Exercise helps cancer fatigue
3rd March 2017 - Exercise alone, or with psychological therapy, work better than medication to help cancer-related fatigue, according to new research.
A large study, published in JAMA Oncology (The Journal of the American Medical Association) concludes exercise and psychological interventions, not medication, should be the first things recommended to patients with cancer-related fatigue.
Cancer related fatigue
According to the main author of the new study, Karen Mustian, cancer-related fatigue is different from being long-term tired. She says it's a crushing sensation that's not relieved by rest or sleep, and can persist for months or years. It might be the disease or the treatment causing the fatigue but she believes it can lower a person's chances of survival because it reduces the likelihood they'll complete medical treatments.
She says that rather than having extra cups of coffee, taking a nap, or using some type of medication, consider a 15-minute walk instead.
Cancer Research UK already says that light to moderate exercise every day helps people with cancer to feel better and can give them more energy. It acknowledges that there is now a great deal of research which shows that exercise can help reduce cancer related fatigue.

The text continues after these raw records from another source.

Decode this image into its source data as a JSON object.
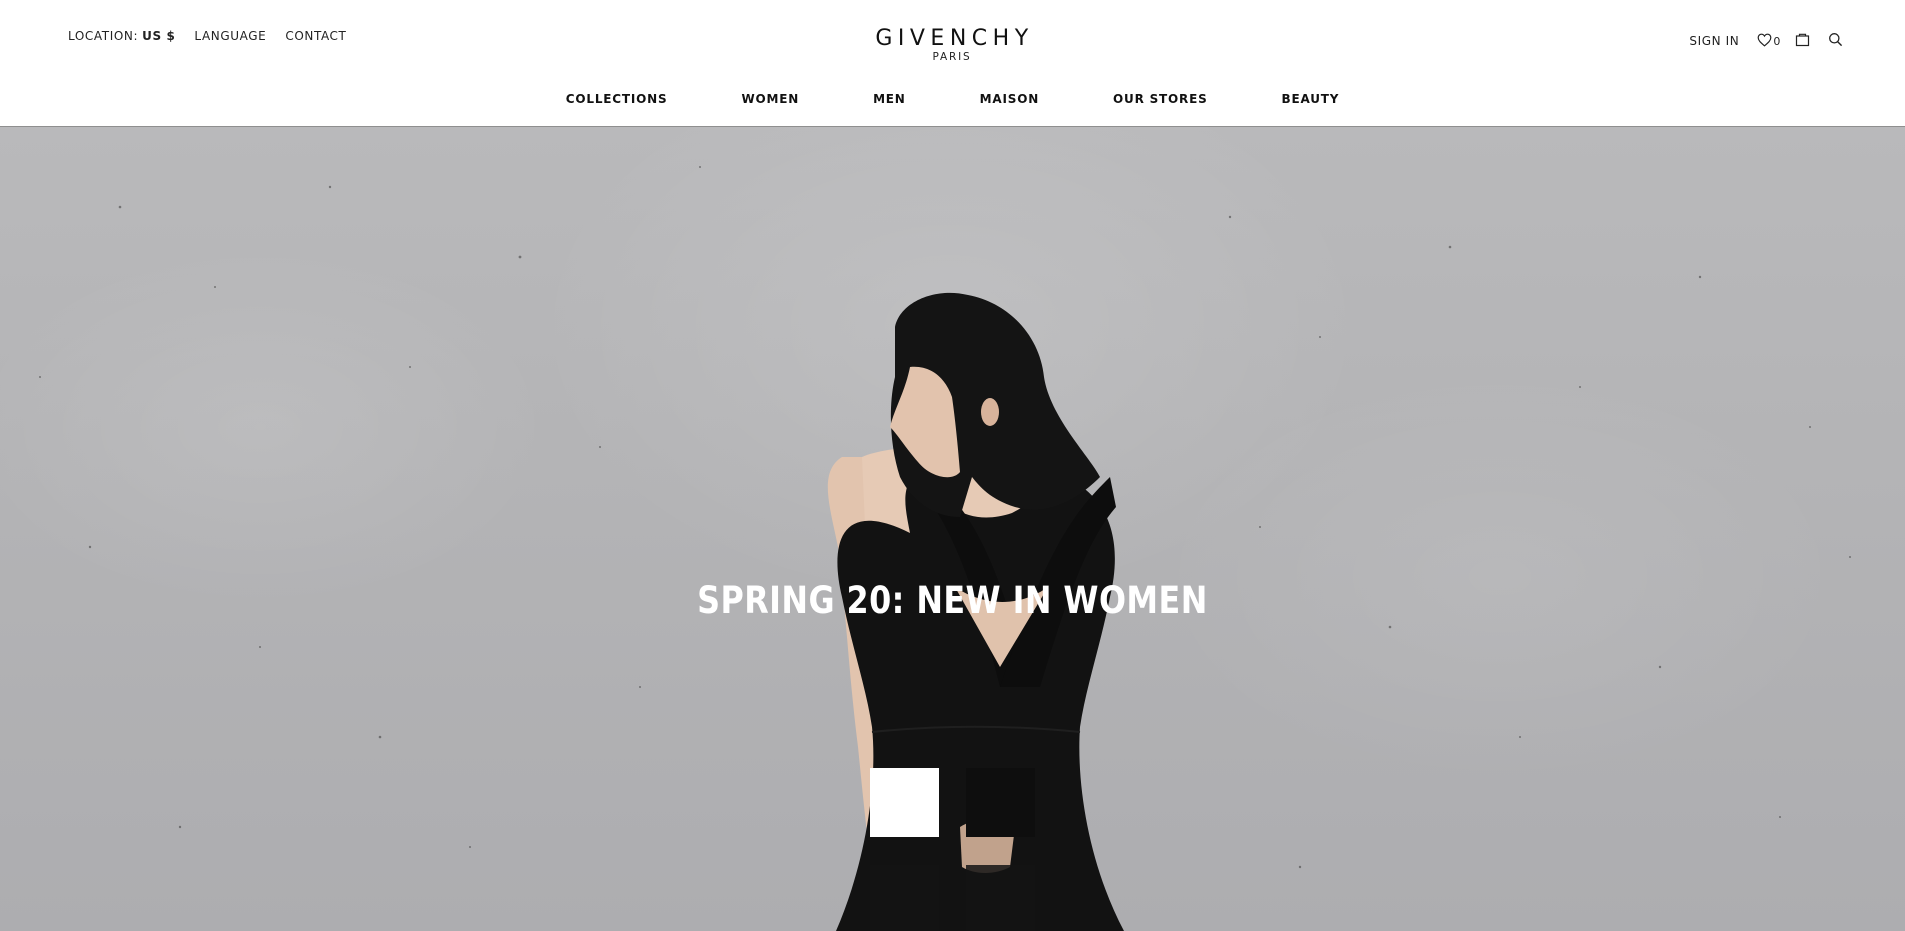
{
  "header": {
    "location_label": "LOCATION:",
    "location_value": "US $",
    "language_label": "LANGUAGE",
    "contact_label": "CONTACT",
    "brand": "GIVENCHY",
    "brand_city": "PARIS",
    "signin_label": "SIGN IN",
    "wishlist_count": "0",
    "icons": [
      "heart-icon",
      "shopping-bag-icon",
      "search-icon"
    ]
  },
  "nav": {
    "items": [
      "COLLECTIONS",
      "WOMEN",
      "MEN",
      "MAISON",
      "OUR STORES",
      "BEAUTY"
    ]
  },
  "hero": {
    "title": "SPRING 20: NEW IN WOMEN",
    "background_color": "#b4b4b6",
    "tiles": [
      "white",
      "dark",
      "dark",
      "dark"
    ]
  }
}
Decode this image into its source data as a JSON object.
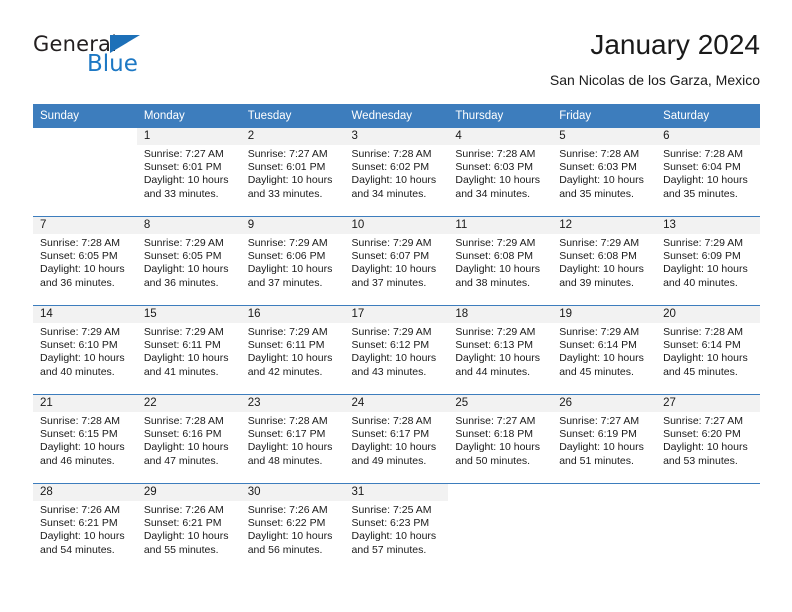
{
  "brand": {
    "name_part1": "General",
    "name_part2": "Blue"
  },
  "header": {
    "title": "January 2024",
    "subtitle": "San Nicolas de los Garza, Mexico"
  },
  "colors": {
    "header_blue": "#3d7dbd",
    "brand_blue": "#1d78c4",
    "daynum_background": "#f2f2f2",
    "text": "#1a1a1a"
  },
  "weekday_headers": [
    "Sunday",
    "Monday",
    "Tuesday",
    "Wednesday",
    "Thursday",
    "Friday",
    "Saturday"
  ],
  "labels": {
    "sunrise_prefix": "Sunrise: ",
    "sunset_prefix": "Sunset: ",
    "daylight_prefix": "Daylight: "
  },
  "weeks": [
    [
      {
        "day": "",
        "sunrise": "",
        "sunset": "",
        "daylight": "",
        "blank": true
      },
      {
        "day": "1",
        "sunrise": "Sunrise: 7:27 AM",
        "sunset": "Sunset: 6:01 PM",
        "daylight": "Daylight: 10 hours and 33 minutes."
      },
      {
        "day": "2",
        "sunrise": "Sunrise: 7:27 AM",
        "sunset": "Sunset: 6:01 PM",
        "daylight": "Daylight: 10 hours and 33 minutes."
      },
      {
        "day": "3",
        "sunrise": "Sunrise: 7:28 AM",
        "sunset": "Sunset: 6:02 PM",
        "daylight": "Daylight: 10 hours and 34 minutes."
      },
      {
        "day": "4",
        "sunrise": "Sunrise: 7:28 AM",
        "sunset": "Sunset: 6:03 PM",
        "daylight": "Daylight: 10 hours and 34 minutes."
      },
      {
        "day": "5",
        "sunrise": "Sunrise: 7:28 AM",
        "sunset": "Sunset: 6:03 PM",
        "daylight": "Daylight: 10 hours and 35 minutes."
      },
      {
        "day": "6",
        "sunrise": "Sunrise: 7:28 AM",
        "sunset": "Sunset: 6:04 PM",
        "daylight": "Daylight: 10 hours and 35 minutes."
      }
    ],
    [
      {
        "day": "7",
        "sunrise": "Sunrise: 7:28 AM",
        "sunset": "Sunset: 6:05 PM",
        "daylight": "Daylight: 10 hours and 36 minutes."
      },
      {
        "day": "8",
        "sunrise": "Sunrise: 7:29 AM",
        "sunset": "Sunset: 6:05 PM",
        "daylight": "Daylight: 10 hours and 36 minutes."
      },
      {
        "day": "9",
        "sunrise": "Sunrise: 7:29 AM",
        "sunset": "Sunset: 6:06 PM",
        "daylight": "Daylight: 10 hours and 37 minutes."
      },
      {
        "day": "10",
        "sunrise": "Sunrise: 7:29 AM",
        "sunset": "Sunset: 6:07 PM",
        "daylight": "Daylight: 10 hours and 37 minutes."
      },
      {
        "day": "11",
        "sunrise": "Sunrise: 7:29 AM",
        "sunset": "Sunset: 6:08 PM",
        "daylight": "Daylight: 10 hours and 38 minutes."
      },
      {
        "day": "12",
        "sunrise": "Sunrise: 7:29 AM",
        "sunset": "Sunset: 6:08 PM",
        "daylight": "Daylight: 10 hours and 39 minutes."
      },
      {
        "day": "13",
        "sunrise": "Sunrise: 7:29 AM",
        "sunset": "Sunset: 6:09 PM",
        "daylight": "Daylight: 10 hours and 40 minutes."
      }
    ],
    [
      {
        "day": "14",
        "sunrise": "Sunrise: 7:29 AM",
        "sunset": "Sunset: 6:10 PM",
        "daylight": "Daylight: 10 hours and 40 minutes."
      },
      {
        "day": "15",
        "sunrise": "Sunrise: 7:29 AM",
        "sunset": "Sunset: 6:11 PM",
        "daylight": "Daylight: 10 hours and 41 minutes."
      },
      {
        "day": "16",
        "sunrise": "Sunrise: 7:29 AM",
        "sunset": "Sunset: 6:11 PM",
        "daylight": "Daylight: 10 hours and 42 minutes."
      },
      {
        "day": "17",
        "sunrise": "Sunrise: 7:29 AM",
        "sunset": "Sunset: 6:12 PM",
        "daylight": "Daylight: 10 hours and 43 minutes."
      },
      {
        "day": "18",
        "sunrise": "Sunrise: 7:29 AM",
        "sunset": "Sunset: 6:13 PM",
        "daylight": "Daylight: 10 hours and 44 minutes."
      },
      {
        "day": "19",
        "sunrise": "Sunrise: 7:29 AM",
        "sunset": "Sunset: 6:14 PM",
        "daylight": "Daylight: 10 hours and 45 minutes."
      },
      {
        "day": "20",
        "sunrise": "Sunrise: 7:28 AM",
        "sunset": "Sunset: 6:14 PM",
        "daylight": "Daylight: 10 hours and 45 minutes."
      }
    ],
    [
      {
        "day": "21",
        "sunrise": "Sunrise: 7:28 AM",
        "sunset": "Sunset: 6:15 PM",
        "daylight": "Daylight: 10 hours and 46 minutes."
      },
      {
        "day": "22",
        "sunrise": "Sunrise: 7:28 AM",
        "sunset": "Sunset: 6:16 PM",
        "daylight": "Daylight: 10 hours and 47 minutes."
      },
      {
        "day": "23",
        "sunrise": "Sunrise: 7:28 AM",
        "sunset": "Sunset: 6:17 PM",
        "daylight": "Daylight: 10 hours and 48 minutes."
      },
      {
        "day": "24",
        "sunrise": "Sunrise: 7:28 AM",
        "sunset": "Sunset: 6:17 PM",
        "daylight": "Daylight: 10 hours and 49 minutes."
      },
      {
        "day": "25",
        "sunrise": "Sunrise: 7:27 AM",
        "sunset": "Sunset: 6:18 PM",
        "daylight": "Daylight: 10 hours and 50 minutes."
      },
      {
        "day": "26",
        "sunrise": "Sunrise: 7:27 AM",
        "sunset": "Sunset: 6:19 PM",
        "daylight": "Daylight: 10 hours and 51 minutes."
      },
      {
        "day": "27",
        "sunrise": "Sunrise: 7:27 AM",
        "sunset": "Sunset: 6:20 PM",
        "daylight": "Daylight: 10 hours and 53 minutes."
      }
    ],
    [
      {
        "day": "28",
        "sunrise": "Sunrise: 7:26 AM",
        "sunset": "Sunset: 6:21 PM",
        "daylight": "Daylight: 10 hours and 54 minutes."
      },
      {
        "day": "29",
        "sunrise": "Sunrise: 7:26 AM",
        "sunset": "Sunset: 6:21 PM",
        "daylight": "Daylight: 10 hours and 55 minutes."
      },
      {
        "day": "30",
        "sunrise": "Sunrise: 7:26 AM",
        "sunset": "Sunset: 6:22 PM",
        "daylight": "Daylight: 10 hours and 56 minutes."
      },
      {
        "day": "31",
        "sunrise": "Sunrise: 7:25 AM",
        "sunset": "Sunset: 6:23 PM",
        "daylight": "Daylight: 10 hours and 57 minutes."
      },
      {
        "day": "",
        "sunrise": "",
        "sunset": "",
        "daylight": "",
        "blank": true
      },
      {
        "day": "",
        "sunrise": "",
        "sunset": "",
        "daylight": "",
        "blank": true
      },
      {
        "day": "",
        "sunrise": "",
        "sunset": "",
        "daylight": "",
        "blank": true
      }
    ]
  ]
}
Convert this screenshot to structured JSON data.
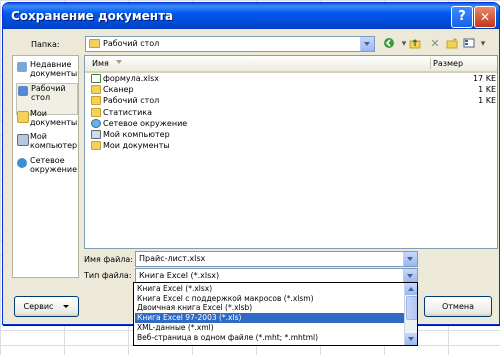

This latest study adds to that pool of knowledge.
The scientists at the University of Rochester (New York) Medical Center analysed 113 unique studies which tested various treatments for cancer-related fatigue. All 11,525 participants (78% female) had cancer-related fatigue. Fifty-three of the studies (46.9%) were on women with breast cancer, and the remaining studies were performed among patients with other cancer types. Fifty-four studies included only women and 10 studies included only men. The average age of participantswas 54.
Scientists concluded that exercise or psychological interventions, such as therapy designed to adapt the way a person thinks about his or her circumstances, reduced cancer-related fatigue the most.
Studies that combined exercise and psychological therapy had mixed results.
The data also showed that medications used for treating cancer-related fatigue, like the psychostimulants ritalin and modafinil were not as effective as exercise with or without psychological therapy.
The researchers say people being treated for cancer already take a lot of medications - which already have risks and side effects - so avoiding more medication may benefit patients.
Don't overdo it
Cancer Research UK says doing a bit of exercise every day will make you feel less tired and your appetite is likely to improve as well. It says overall exercise may help patients cope better and be happier in themselves. However, it cautions that you mustn't overdo it, if you are really aching the next day then you are doing too much.
Get advice from your doctor before starting any strenuous exercise programme.